Thursday, May 04, 2006

"The Emperor's Club"

To start off the annual in-service training for teachers, our new principal had us watch the movie, “The Emperor’s Club” (2002). I had watched this movie in the past, although only in part; I tuned in to HBO a tad too late, so I missed a good part of the start of the movie. It turned out that I didn’t miss all that much.

The story revolves around a classic history professor, Mr. Hundert, ably played by Kevin Kline, and Sedgewick Bell, a student who is a source of trial and tribulation to Mr. Hundert. Despite Mr. Hundert’s best efforts, he is unable to effect any noticeable change in Sedgewick’s character, even when Sedgewick is all grown and poised to make his entry into the U.S. political arena. Still, Mr. Hundert realizes in the end that it’s not his failure with Sedgewick that defines his career as a teacher.
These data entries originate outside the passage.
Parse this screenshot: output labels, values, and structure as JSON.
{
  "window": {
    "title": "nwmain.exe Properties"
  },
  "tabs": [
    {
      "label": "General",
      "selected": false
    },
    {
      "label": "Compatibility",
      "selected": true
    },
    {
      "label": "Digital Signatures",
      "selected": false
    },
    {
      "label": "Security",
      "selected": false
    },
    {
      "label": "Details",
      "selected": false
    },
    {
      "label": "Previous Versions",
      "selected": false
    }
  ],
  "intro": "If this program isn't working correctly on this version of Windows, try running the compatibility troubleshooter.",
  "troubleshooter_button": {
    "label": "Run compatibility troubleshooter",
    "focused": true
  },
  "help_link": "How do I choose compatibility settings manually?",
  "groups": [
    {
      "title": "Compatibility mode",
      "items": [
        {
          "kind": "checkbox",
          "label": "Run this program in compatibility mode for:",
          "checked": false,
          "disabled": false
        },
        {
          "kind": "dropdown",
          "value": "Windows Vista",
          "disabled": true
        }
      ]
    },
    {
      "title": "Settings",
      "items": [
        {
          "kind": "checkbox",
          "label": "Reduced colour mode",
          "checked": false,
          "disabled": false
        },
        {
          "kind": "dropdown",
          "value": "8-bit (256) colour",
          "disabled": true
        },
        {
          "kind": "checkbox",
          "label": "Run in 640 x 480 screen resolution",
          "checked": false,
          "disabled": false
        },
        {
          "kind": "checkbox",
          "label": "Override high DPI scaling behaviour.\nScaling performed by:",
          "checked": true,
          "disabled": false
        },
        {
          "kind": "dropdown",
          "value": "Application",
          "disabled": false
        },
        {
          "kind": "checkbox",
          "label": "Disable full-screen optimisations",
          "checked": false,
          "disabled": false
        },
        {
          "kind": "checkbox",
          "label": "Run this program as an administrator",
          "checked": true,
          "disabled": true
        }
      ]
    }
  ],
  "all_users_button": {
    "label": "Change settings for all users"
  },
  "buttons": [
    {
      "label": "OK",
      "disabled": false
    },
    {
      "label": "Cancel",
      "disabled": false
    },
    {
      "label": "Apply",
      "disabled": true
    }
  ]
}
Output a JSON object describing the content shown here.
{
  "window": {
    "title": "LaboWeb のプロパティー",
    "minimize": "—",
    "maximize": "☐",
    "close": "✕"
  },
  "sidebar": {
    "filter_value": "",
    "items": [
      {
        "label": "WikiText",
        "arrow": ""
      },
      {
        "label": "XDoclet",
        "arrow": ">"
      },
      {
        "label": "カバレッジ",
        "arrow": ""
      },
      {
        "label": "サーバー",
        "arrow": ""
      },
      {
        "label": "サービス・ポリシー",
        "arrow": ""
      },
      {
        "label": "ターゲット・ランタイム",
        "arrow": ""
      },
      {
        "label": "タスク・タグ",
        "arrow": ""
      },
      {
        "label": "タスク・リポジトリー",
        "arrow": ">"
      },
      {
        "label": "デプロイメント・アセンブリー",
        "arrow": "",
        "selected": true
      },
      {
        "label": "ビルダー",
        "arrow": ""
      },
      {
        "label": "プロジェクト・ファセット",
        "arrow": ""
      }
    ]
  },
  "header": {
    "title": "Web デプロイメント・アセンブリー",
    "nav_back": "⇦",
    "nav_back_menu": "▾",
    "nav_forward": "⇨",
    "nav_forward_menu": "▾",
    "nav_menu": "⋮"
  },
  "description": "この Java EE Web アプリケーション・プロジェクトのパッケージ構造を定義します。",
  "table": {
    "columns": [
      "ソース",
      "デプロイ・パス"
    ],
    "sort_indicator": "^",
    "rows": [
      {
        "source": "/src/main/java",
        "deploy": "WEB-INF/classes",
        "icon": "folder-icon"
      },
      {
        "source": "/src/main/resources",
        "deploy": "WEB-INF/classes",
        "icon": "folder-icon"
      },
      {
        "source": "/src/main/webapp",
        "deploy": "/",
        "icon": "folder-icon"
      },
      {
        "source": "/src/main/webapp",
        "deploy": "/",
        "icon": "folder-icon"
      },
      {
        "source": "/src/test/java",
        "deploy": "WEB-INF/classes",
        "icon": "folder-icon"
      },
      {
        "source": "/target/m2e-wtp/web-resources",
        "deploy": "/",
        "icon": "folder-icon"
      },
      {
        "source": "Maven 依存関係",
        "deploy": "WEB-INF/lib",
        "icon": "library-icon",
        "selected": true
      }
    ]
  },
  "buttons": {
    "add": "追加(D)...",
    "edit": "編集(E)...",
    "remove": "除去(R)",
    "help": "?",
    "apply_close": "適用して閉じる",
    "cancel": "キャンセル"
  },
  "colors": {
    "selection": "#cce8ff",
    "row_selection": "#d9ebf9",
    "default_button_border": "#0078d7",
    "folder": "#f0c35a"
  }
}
What is more important is that he is able to influence others without him knowing it.

What I like about the movie that, unlike other inspirational movies about teachers such as “Dead Poets’ Society” and “Stand and Deliver”, “The Emperor’s Club” focuses more on the supposed failure of the teacher in influencing his student.

But is it truly a failure? No. While he had “failed” with Sedgewick, he succeeded with Sedgewick’s classmates, notably Martin Blythe, whom Mr. Hundert had dropped from the school’s prestigious Julius Caesar contest in favor of Sedgewick, who failed to live up to Mr. Hundert’s expectations. In the end, Blythe shows his strength of character and his faith in Mr. Hundert by entrusting his son to Mr. Hundert’s tutelage.

As a teacher, I have to remember that, while I do have an influence on my students, I will not succeed 100%. There will always be Sedgewicks in a teacher’s career; I have a few of my own, whom I will not name here. But I have to remember that, while I have a few students I was unable to influence, these students do not define who I am as a teacher. There will always be students whom I did not notice, but were influenced by my presence in their lives.

During the sharing that followed the movie, the English Department had a spirited discussion, wherein some of the insights above were mentioned. The bottom line we came to agree on (I think) is that we teachers must be able to display the passion for learning to our students, in order to have an impact on them.

It was a good way to start the preparations for this school year, to remind us of what it means, and what it takes to be a teacher. Thus, strengthened and inspired, we are better able to face the challenges ahead, and, hopefully this will be positive for the students entrusted to us.

No comments: